That’s how Waxman designed the original cap and trade program for carbon dioxide this year. But what he reported out of the House Commerce Committee had some enormous loopholes in it, in the form of billions of tons of offsets via which projects like tree planting or supporting clean energy overseas could be substituted for cleaning up one power plant or another.

This is the kind of “leak” in the system that Muskie allowed in 1970 — and if we don’t fix it in the Senate climate deliberations, it could be fatal. We don’t have forty years to start cleaning up coal-fired power plants and other grandfathered carbon emitters.

Fortunately, we can fix it without getting into the wrangle about allocating permits. Congress or EPA should simply specify that every boiler, on its 50th birthday, loses its status as an “existing facility” and must be modernized the meet the pollution control standards for new power plants.

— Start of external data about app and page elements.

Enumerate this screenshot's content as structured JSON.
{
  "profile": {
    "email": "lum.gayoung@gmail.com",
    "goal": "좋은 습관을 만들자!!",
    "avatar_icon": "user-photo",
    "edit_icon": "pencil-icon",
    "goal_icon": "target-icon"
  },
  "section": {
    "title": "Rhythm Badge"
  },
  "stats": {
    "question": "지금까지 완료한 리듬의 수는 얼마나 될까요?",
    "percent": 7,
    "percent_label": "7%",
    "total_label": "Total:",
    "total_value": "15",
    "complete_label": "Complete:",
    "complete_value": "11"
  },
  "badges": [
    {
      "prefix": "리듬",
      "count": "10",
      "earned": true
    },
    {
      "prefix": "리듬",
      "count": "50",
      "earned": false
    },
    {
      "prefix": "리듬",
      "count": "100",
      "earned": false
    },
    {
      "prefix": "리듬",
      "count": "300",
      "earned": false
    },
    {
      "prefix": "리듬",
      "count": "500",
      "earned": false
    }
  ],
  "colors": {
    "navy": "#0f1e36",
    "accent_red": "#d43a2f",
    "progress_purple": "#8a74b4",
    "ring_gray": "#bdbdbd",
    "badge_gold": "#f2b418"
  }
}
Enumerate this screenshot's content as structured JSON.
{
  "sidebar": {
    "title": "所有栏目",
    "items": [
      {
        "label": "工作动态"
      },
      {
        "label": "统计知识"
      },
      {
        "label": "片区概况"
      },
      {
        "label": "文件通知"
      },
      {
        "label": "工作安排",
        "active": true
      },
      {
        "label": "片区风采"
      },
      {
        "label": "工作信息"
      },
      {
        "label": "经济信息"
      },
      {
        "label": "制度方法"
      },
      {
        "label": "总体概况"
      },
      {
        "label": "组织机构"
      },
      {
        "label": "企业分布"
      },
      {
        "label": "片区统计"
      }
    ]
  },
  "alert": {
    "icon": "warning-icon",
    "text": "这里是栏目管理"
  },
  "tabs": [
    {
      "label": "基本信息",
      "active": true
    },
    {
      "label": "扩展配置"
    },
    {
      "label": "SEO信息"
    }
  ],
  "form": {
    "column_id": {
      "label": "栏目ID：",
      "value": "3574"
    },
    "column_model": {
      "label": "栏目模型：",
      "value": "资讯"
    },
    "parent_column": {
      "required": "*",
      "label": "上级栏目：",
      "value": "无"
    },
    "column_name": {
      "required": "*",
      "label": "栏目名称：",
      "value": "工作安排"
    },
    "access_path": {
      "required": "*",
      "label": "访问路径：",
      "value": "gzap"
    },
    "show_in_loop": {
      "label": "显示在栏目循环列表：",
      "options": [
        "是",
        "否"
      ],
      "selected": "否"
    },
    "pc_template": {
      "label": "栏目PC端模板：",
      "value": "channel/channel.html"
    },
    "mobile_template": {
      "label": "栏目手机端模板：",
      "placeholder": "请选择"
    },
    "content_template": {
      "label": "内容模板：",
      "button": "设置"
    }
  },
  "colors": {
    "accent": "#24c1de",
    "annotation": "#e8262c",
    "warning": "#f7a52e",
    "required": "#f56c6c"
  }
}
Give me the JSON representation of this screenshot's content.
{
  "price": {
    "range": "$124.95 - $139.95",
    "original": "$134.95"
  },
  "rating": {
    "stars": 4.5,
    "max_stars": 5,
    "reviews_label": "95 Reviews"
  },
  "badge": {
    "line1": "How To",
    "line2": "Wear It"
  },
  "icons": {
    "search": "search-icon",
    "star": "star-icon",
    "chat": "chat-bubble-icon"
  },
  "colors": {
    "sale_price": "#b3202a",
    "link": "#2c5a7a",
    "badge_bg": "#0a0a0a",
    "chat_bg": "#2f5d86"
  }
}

The key lesson, in my view, is that a solid foundation is essential. Even if we don’t build the whole structure at once, we must get the basics right. And cleaning up every grandfathered power plant as it reaches its 50th birthday is the key to having a strong foundation for solving global warming in the 21st century.